As for the organization, it’s basically chronological, pausing over pivotal figures like Franz Boas. And the writing technique is my own write-revise, write-revise, write-revise, write-revise, &c.

Chapter 16: Amidst a dizzying array of characters, your treatment of two major figures in particular struck me: Alexis de Tocqueville and Ralph Waldo Emerson, who don’t come off well at all. Given their problems, which you detail in the book, how should readers today think about the work of these two very influential writers?

Painter: I wouldn’t say that Tocqueville and Emerson had “problems.” They were foremost intellectuals of their times. I would hope readers would see them as symptomatic of the cultures they lived and wrote in. If they seem somehow diminished, it’s because we no longer believe the assumptions of their times or because we have inflated their virtues to stretch into all aspects of how we think today. That’s not fair to people of so different a time. After all, they were writing before seismic events in American history: the Civil War, emancipation, and Reconstruction in the nineteenth century and Nazism and the civil-rights revolution of the twentieth century.

Chapter 16: During the 1990s and early 2000s, DNA research soundly discredited race as a biological category even as the social categories for racial self-identification increased. Your book ends on a cautionary note: “The fundamental black/white binary endures even though the category of whiteness—or we might say more precisely the category of nonblackness—effectively expands.” In this context, how do you view the recent rise of the Black Lives Matter movement?

Painter: Yes, at the turn of the twenty-first century, DNA research reminded us that we are so very much the same. And the U.S. census let us designate ourselves in very complex ways. But around 2005 a countervailing urge sought to re-race us, starting with medicine and the reviving of race’s usefulness as a biological category. I see that reaction as a kind of return to the familiar, to familiar social assumptions about difference and the black/white binary. To this day, Americans spend a lot of energy reinscribing racial difference, or, to put it another way, deepening a chasm between races that everyday life is filling up as segregation wears down and we get to know each other better.

Let me sharpen my thought: Americans (of many backgrounds) seek racial difference for psychological comfort. It’s as though knowledge isn’t complete until we know about the race(s) involved. We want the races to differ.

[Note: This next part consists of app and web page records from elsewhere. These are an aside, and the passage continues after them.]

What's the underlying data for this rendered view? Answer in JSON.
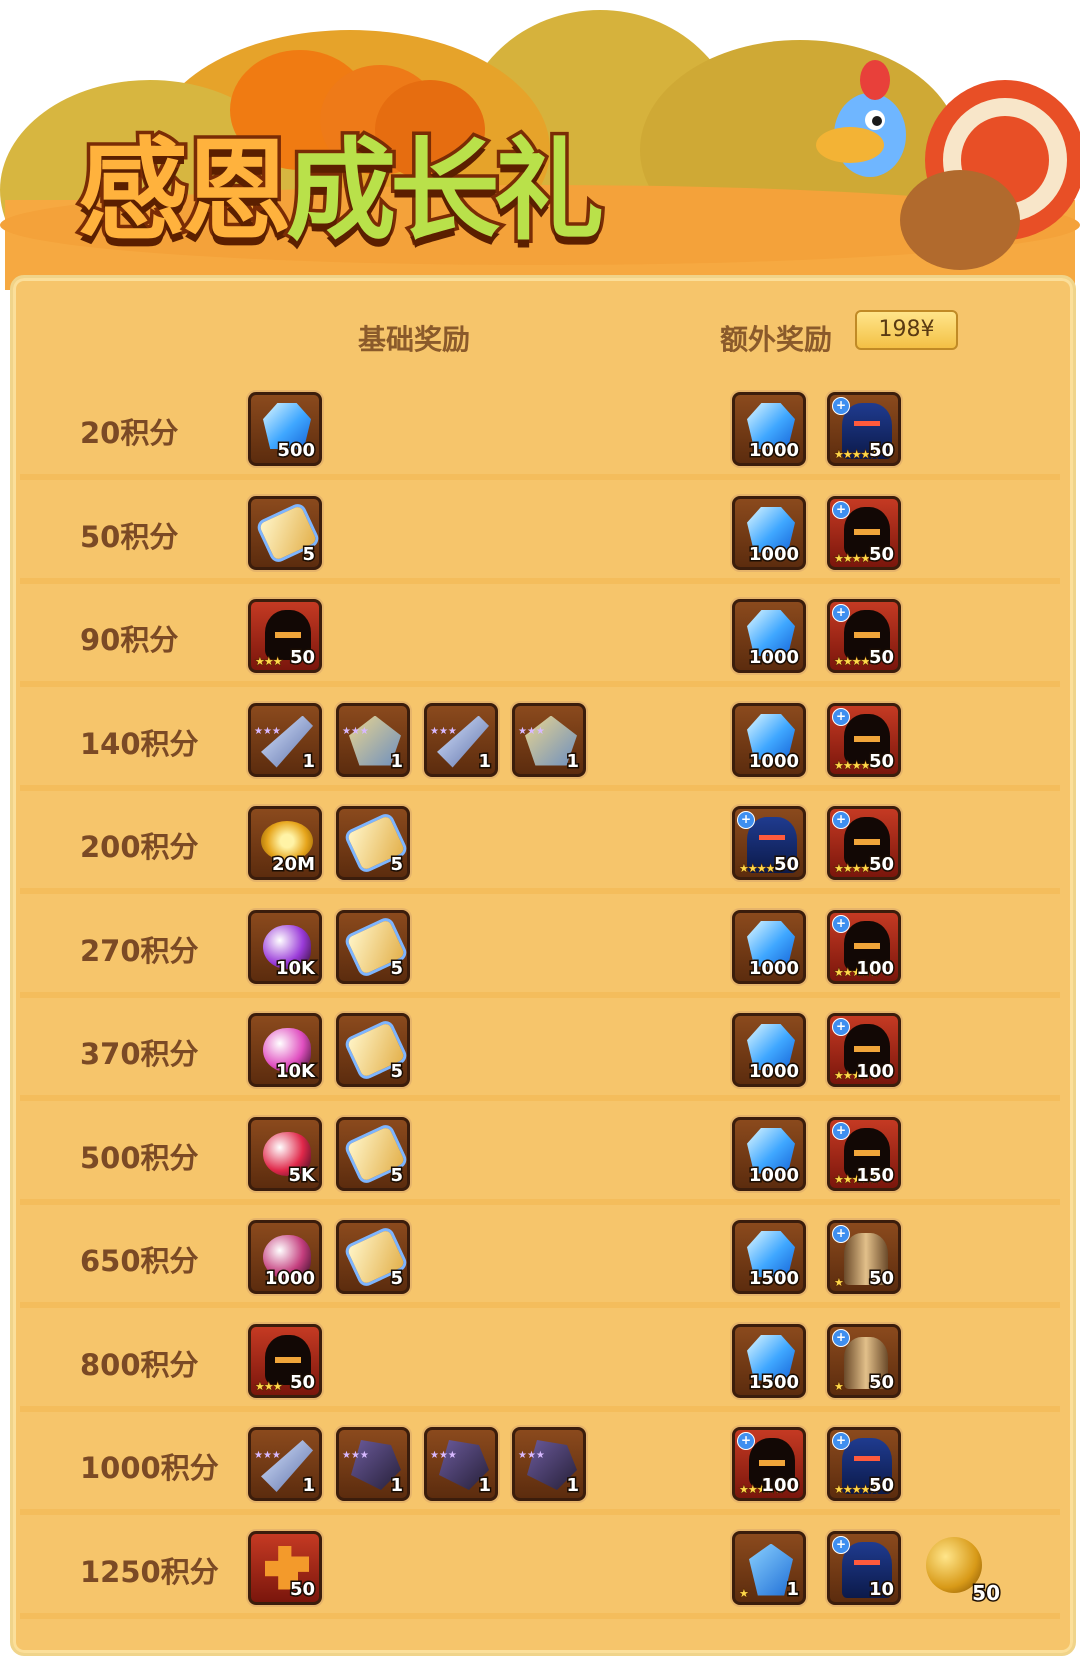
{
  "banner": {
    "title_chars": [
      "感",
      "恩",
      "成",
      "长",
      "礼"
    ],
    "colors": {
      "orange": "#ffb23d",
      "green": "#b9e14a",
      "outline": "#7a2c05"
    }
  },
  "header": {
    "base_label": "基础奖励",
    "extra_label": "额外奖励",
    "price": "198¥"
  },
  "rows": [
    {
      "label": "20积分",
      "base": [
        {
          "icon": "diamond-icon",
          "qty": "500"
        }
      ],
      "extra": [
        {
          "icon": "diamond-icon",
          "qty": "1000"
        },
        {
          "icon": "knight-hero-icon",
          "qty": "50",
          "stars": "★★★★★",
          "plus": true
        }
      ]
    },
    {
      "label": "50积分",
      "base": [
        {
          "icon": "scroll-icon",
          "qty": "5"
        }
      ],
      "extra": [
        {
          "icon": "diamond-icon",
          "qty": "1000"
        },
        {
          "icon": "dark-hero-icon",
          "qty": "50",
          "stars": "★★★★",
          "plus": true,
          "red": true
        }
      ]
    },
    {
      "label": "90积分",
      "base": [
        {
          "icon": "dark-hero-icon",
          "qty": "50",
          "stars": "★★★",
          "red": true
        }
      ],
      "extra": [
        {
          "icon": "diamond-icon",
          "qty": "1000"
        },
        {
          "icon": "dark-hero-icon",
          "qty": "50",
          "stars": "★★★★",
          "plus": true,
          "red": true
        }
      ]
    },
    {
      "label": "140积分",
      "base": [
        {
          "icon": "crossbow-icon",
          "qty": "1",
          "pstars": "★★★"
        },
        {
          "icon": "armor-icon",
          "qty": "1",
          "pstars": "★★★"
        },
        {
          "icon": "sword-icon",
          "qty": "1",
          "pstars": "★★★"
        },
        {
          "icon": "boots-icon",
          "qty": "1",
          "pstars": "★★★"
        }
      ],
      "extra": [
        {
          "icon": "diamond-icon",
          "qty": "1000"
        },
        {
          "icon": "dark-hero-icon",
          "qty": "50",
          "stars": "★★★★",
          "plus": true,
          "red": true
        }
      ]
    },
    {
      "label": "200积分",
      "base": [
        {
          "icon": "gold-coin-icon",
          "qty": "20M"
        },
        {
          "icon": "scroll-icon",
          "qty": "5"
        }
      ],
      "extra": [
        {
          "icon": "knight-hero-icon",
          "qty": "50",
          "stars": "★★★★",
          "plus": true
        },
        {
          "icon": "dark-hero-icon",
          "qty": "50",
          "stars": "★★★★",
          "plus": true,
          "red": true
        }
      ]
    },
    {
      "label": "270积分",
      "base": [
        {
          "icon": "purple-potion-icon",
          "qty": "10K",
          "color": "#9a3bd9"
        },
        {
          "icon": "scroll-icon",
          "qty": "5"
        }
      ],
      "extra": [
        {
          "icon": "diamond-icon",
          "qty": "1000"
        },
        {
          "icon": "dark-hero-icon",
          "qty": "100",
          "stars": "★★★★★",
          "plus": true,
          "red": true
        }
      ]
    },
    {
      "label": "370积分",
      "base": [
        {
          "icon": "pink-crystal-icon",
          "qty": "10K",
          "color": "#e04fc0"
        },
        {
          "icon": "scroll-icon",
          "qty": "5"
        }
      ],
      "extra": [
        {
          "icon": "diamond-icon",
          "qty": "1000"
        },
        {
          "icon": "dark-hero-icon",
          "qty": "100",
          "stars": "★★★★★",
          "plus": true,
          "red": true
        }
      ]
    },
    {
      "label": "500积分",
      "base": [
        {
          "icon": "red-gem-icon",
          "qty": "5K",
          "color": "#e0284a"
        },
        {
          "icon": "scroll-icon",
          "qty": "5"
        }
      ],
      "extra": [
        {
          "icon": "diamond-icon",
          "qty": "1000"
        },
        {
          "icon": "dark-hero-icon",
          "qty": "150",
          "stars": "★★★★★",
          "plus": true,
          "red": true
        }
      ]
    },
    {
      "label": "650积分",
      "base": [
        {
          "icon": "ore-icon",
          "qty": "1000",
          "color": "#c43e7e"
        },
        {
          "icon": "scroll-icon",
          "qty": "5"
        }
      ],
      "extra": [
        {
          "icon": "diamond-icon",
          "qty": "1500"
        },
        {
          "icon": "log-hero-icon",
          "qty": "50",
          "stars": "★",
          "plus": true
        }
      ]
    },
    {
      "label": "800积分",
      "base": [
        {
          "icon": "fire-hero-icon",
          "qty": "50",
          "stars": "★★★",
          "red": true
        }
      ],
      "extra": [
        {
          "icon": "diamond-icon",
          "qty": "1500"
        },
        {
          "icon": "log-hero-icon",
          "qty": "50",
          "stars": "★",
          "plus": true
        }
      ]
    },
    {
      "label": "1000积分",
      "base": [
        {
          "icon": "blade-icon",
          "qty": "1",
          "pstars": "★★★"
        },
        {
          "icon": "dark-gauntlet-icon",
          "qty": "1",
          "pstars": "★★★"
        },
        {
          "icon": "dark-armor-icon",
          "qty": "1",
          "pstars": "★★★"
        },
        {
          "icon": "dark-helm-icon",
          "qty": "1",
          "pstars": "★★★"
        }
      ],
      "extra": [
        {
          "icon": "dark-hero-icon",
          "qty": "100",
          "stars": "★★★★★",
          "plus": true,
          "red": true
        },
        {
          "icon": "knight-hero-icon",
          "qty": "50",
          "stars": "★★★★★",
          "plus": true
        }
      ]
    },
    {
      "label": "1250积分",
      "base": [
        {
          "icon": "puzzle-piece-icon",
          "qty": "50",
          "red": true
        }
      ],
      "extra": [
        {
          "icon": "emblem-icon",
          "qty": "1",
          "stars": "★"
        },
        {
          "icon": "paladin-hero-icon",
          "qty": "10",
          "plus": true
        },
        {
          "icon": "gold-bag-icon",
          "qty": "50",
          "bare": true
        }
      ]
    }
  ]
}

As for Black Lives Matter, I’m so pleased to see this necessary movement arise. Police brutality is an old, old problem, one setting off the urban unrest of the twentieth century in cities like Harlem, Watts, and Newark. Police brutality was the first injustice the Black Panthers addressed in Oakland in the 1960s.

But in terms of the themes in The History of White People, something concomitant has struck me. That is a new consciousness among many white people of white privilege, which only a small minority of anti-racist activists used to be aware of. As a widespread social phenomenon, this is something very new. Very new and promising as a breakthrough in the creation of empathy and perhaps even interracial understanding.

Before this awareness of white privilege among white people, interracial dialogue would often break down as white people, clueless about white privilege, would claim their grandparents came to the U.S., worked hard, and made it on their own, and why can’t black people? This logic ignores the role of suffrage for nineteenth-century Irish men and twentieth-century immigrant men and women, in the context of widespread disfranchisement of black people. Similarly, most white Americans don’t know about the discrimination built into housing, from FHA and Veterans’ Administration loans, and to red-lining.

Those policies benefited people defined as white and crippled people defined as black. You can’t understand where we are today, especially in terms of class, if you ignore the role of white privilege in giving white people a head start and a leg up. If you understand how gender benefits men, you’ve made a start toward understanding how race benefits white people. Only now are large numbers of white Americans able to see these advantages.

[This article originally appeared on February 10, 2015]